I made Island Maker last month!
I wrote a longer dev log and then accidentally closed the tab. So this one's going to be very short instead! :-)
I'm very happy with this project. This feels like the most complete and interesting project I've made since Wildfire Swap. This is also my favorite project that I've created solo. This has really helped with my confidence as a designer. I've felt capable of designing more interesting games for a while, but this is the first time I've felt like I executed well.
The other big thing I learned on this project is that folks respond a LOT better when high quality assets are used in my projects. I'm definitely going to try and use asset packs where possible for projects in the future!
This month I participated in the Eggplant Community Jam where the theme was "Learning to Let Go".
I chose a physics driven game since you get a lot of interesting situations for "free" by the inclusion of a physics engine. Normally, I do a lot of turn based things. It feels like it takes a lot more work to get to the place where interesting emergent things happen in that environment.
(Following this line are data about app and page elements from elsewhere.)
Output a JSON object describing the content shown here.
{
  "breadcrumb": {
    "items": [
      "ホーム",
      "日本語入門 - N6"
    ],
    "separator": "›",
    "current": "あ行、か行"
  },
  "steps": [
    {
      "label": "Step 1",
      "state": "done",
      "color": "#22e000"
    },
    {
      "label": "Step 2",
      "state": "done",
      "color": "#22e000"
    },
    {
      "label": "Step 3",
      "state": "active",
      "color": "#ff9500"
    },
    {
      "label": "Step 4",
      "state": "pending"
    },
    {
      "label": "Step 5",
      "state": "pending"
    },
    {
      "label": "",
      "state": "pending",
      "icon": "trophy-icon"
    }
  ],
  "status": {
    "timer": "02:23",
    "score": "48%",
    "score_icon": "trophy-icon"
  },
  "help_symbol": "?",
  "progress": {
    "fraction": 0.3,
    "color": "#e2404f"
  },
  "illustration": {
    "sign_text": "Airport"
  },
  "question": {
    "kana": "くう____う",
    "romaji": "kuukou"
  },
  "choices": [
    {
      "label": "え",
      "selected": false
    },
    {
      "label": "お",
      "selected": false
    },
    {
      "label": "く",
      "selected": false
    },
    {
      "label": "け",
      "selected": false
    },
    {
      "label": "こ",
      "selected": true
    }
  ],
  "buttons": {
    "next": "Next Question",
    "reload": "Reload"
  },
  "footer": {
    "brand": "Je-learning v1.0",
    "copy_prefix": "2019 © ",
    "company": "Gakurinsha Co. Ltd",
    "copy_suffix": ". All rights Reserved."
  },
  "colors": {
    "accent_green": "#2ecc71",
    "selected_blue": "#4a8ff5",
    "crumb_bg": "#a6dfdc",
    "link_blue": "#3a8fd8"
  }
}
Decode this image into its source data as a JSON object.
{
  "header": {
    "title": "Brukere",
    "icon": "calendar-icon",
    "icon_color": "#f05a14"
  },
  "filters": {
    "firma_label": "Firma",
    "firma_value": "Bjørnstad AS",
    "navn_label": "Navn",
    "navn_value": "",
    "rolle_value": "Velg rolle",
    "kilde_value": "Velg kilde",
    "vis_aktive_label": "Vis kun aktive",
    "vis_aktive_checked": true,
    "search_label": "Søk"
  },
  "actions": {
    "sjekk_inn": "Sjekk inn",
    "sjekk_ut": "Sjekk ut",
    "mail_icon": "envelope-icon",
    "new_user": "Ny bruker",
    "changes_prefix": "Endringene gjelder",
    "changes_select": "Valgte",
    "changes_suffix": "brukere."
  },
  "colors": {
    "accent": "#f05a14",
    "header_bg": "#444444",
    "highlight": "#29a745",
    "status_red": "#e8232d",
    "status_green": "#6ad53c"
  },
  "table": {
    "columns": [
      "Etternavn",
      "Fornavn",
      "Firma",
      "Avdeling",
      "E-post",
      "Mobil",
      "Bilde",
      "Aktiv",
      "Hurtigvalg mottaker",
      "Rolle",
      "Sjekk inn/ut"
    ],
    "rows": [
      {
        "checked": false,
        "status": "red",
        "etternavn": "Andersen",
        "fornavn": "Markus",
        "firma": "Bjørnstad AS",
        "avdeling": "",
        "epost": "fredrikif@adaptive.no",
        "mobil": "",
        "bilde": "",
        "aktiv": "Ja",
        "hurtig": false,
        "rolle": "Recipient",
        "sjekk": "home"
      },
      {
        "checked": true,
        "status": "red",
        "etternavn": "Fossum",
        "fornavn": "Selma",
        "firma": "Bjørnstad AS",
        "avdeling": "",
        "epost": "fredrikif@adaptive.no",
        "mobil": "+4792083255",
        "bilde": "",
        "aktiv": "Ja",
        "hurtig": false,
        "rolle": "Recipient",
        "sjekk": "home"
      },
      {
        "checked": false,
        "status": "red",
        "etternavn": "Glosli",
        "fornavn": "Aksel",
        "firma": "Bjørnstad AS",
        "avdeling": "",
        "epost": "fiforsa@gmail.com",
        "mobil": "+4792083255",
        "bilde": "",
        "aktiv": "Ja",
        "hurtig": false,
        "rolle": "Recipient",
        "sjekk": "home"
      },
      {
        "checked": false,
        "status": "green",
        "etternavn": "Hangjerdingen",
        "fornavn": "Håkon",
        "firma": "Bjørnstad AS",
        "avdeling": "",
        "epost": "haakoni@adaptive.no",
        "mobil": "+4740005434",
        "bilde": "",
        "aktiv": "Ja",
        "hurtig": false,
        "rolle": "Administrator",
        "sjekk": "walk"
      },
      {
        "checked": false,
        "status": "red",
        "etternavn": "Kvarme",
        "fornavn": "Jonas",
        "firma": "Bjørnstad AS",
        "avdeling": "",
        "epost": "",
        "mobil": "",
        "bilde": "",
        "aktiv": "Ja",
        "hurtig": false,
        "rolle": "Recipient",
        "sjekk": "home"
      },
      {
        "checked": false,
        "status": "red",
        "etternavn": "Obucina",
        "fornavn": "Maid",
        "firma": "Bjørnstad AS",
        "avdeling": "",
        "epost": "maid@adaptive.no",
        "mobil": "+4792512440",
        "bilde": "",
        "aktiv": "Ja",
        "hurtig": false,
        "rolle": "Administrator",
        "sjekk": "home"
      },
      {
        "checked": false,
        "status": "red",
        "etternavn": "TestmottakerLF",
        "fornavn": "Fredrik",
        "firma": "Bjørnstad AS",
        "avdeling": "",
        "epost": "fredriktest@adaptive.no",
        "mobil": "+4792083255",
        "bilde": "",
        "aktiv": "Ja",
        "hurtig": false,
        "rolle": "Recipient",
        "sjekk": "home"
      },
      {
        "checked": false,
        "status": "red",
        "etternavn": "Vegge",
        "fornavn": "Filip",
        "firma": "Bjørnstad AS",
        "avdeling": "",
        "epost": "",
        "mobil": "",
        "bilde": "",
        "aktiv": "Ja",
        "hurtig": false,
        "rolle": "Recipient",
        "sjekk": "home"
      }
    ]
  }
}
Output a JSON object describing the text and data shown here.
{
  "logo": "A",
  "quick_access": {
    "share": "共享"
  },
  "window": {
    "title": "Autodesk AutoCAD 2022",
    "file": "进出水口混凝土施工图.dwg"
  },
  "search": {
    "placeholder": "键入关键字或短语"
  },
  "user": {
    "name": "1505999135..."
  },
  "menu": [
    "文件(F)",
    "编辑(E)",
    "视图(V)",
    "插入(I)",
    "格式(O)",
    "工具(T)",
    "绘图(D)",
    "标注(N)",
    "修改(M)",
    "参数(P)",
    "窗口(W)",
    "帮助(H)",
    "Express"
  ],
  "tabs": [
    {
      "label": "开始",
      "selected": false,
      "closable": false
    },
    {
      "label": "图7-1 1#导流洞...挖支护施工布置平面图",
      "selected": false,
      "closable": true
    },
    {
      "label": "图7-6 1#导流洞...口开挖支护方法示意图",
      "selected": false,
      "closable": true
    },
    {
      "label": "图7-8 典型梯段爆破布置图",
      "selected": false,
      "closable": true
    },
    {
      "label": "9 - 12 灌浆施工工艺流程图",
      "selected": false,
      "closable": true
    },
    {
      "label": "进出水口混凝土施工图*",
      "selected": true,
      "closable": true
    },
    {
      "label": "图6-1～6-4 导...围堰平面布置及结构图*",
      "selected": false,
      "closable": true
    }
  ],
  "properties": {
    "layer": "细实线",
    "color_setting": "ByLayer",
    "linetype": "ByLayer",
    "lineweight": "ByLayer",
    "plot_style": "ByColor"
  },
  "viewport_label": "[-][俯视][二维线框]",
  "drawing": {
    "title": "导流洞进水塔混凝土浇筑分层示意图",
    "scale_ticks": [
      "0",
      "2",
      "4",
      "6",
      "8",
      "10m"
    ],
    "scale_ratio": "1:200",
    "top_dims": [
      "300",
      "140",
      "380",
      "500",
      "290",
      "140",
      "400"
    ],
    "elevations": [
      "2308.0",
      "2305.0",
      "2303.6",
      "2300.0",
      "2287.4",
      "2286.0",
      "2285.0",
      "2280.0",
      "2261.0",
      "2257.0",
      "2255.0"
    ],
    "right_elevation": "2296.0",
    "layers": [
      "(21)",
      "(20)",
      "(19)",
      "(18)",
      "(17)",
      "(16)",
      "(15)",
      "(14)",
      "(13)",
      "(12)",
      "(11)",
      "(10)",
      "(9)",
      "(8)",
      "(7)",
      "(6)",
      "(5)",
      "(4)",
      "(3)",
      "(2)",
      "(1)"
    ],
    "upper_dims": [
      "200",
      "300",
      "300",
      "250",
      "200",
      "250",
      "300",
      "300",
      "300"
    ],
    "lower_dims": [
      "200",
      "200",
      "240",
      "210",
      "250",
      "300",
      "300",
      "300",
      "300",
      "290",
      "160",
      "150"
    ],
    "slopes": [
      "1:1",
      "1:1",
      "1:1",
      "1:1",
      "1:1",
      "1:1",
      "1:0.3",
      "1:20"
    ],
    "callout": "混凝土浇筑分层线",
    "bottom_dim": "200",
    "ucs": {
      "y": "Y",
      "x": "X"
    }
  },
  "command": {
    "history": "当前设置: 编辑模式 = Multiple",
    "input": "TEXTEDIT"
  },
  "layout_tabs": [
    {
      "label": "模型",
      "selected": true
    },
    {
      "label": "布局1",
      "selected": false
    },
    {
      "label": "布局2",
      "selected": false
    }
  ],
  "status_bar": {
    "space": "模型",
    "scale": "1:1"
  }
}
At this point, I decided to go for a goal/target that is able to be overshot. I felt this was a sufficient "twist" (not that this is a particularly unique) on the standard mini golf formula. I think this leans a little bit more into the theme of being conscious of exactly how much power you're applying to the fruit.
I decided to avoid implementing and exploring a TON of other things I wanted to. Instead I listed them in a doc. Here are a few that I was pretty interested in: - Sand trap/slow zone that has friction when player moves through - Pinball style colliders than bounce the player off with more speed - Other fruits that the player can be with different properties